Work instructions |
When a line in the data below includes "title", count it; then give only the total.

** Record extracts follows **

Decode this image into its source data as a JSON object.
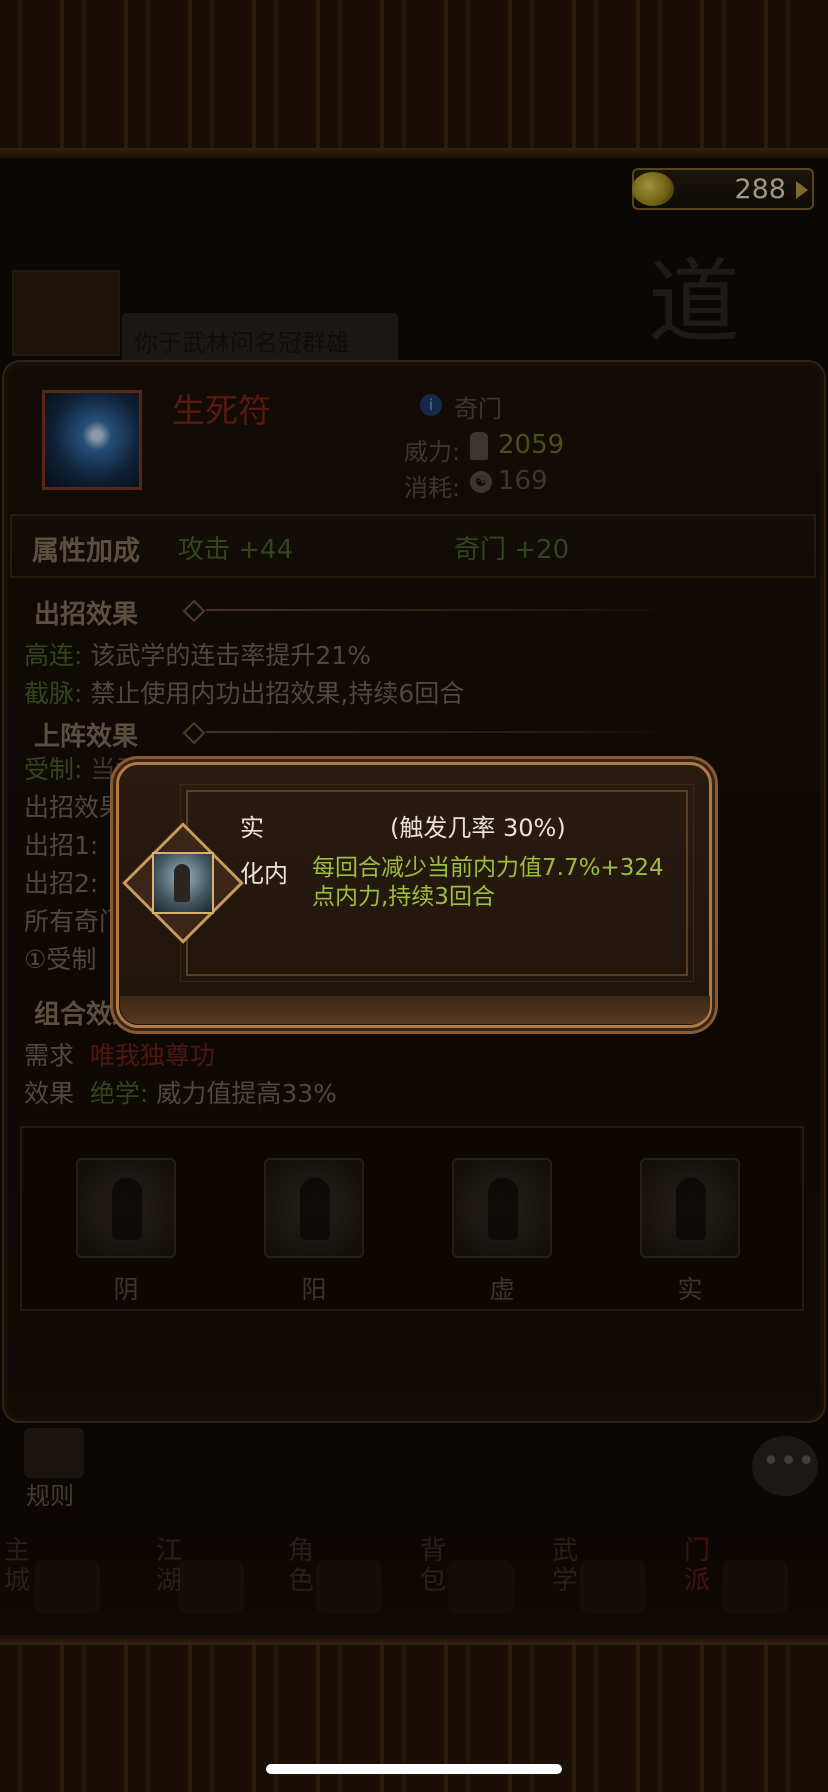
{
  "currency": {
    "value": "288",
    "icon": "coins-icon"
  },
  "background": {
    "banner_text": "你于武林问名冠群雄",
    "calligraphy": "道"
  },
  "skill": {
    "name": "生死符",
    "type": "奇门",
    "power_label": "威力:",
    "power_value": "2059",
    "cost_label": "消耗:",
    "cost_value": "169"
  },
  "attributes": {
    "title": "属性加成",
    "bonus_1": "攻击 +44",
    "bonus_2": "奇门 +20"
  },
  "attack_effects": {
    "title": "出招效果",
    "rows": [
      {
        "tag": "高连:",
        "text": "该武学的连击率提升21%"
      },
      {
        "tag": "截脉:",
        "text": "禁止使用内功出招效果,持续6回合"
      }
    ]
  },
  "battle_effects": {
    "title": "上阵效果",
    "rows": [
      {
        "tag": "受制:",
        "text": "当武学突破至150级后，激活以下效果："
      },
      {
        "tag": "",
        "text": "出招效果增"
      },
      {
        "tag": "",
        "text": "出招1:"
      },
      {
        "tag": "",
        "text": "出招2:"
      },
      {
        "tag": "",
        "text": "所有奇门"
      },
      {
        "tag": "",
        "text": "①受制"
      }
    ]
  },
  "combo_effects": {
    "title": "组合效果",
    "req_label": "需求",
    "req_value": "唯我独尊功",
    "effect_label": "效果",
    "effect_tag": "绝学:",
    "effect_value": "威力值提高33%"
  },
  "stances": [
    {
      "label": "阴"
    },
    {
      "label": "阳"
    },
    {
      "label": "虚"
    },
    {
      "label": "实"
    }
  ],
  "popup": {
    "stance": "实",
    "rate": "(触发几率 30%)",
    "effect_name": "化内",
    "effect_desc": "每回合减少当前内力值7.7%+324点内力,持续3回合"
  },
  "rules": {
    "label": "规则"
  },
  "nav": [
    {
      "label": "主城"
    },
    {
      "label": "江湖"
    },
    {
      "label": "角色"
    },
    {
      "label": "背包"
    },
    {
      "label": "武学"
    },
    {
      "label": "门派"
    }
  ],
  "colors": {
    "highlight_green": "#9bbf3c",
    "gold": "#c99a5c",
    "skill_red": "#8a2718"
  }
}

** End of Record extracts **

Output of the task |
4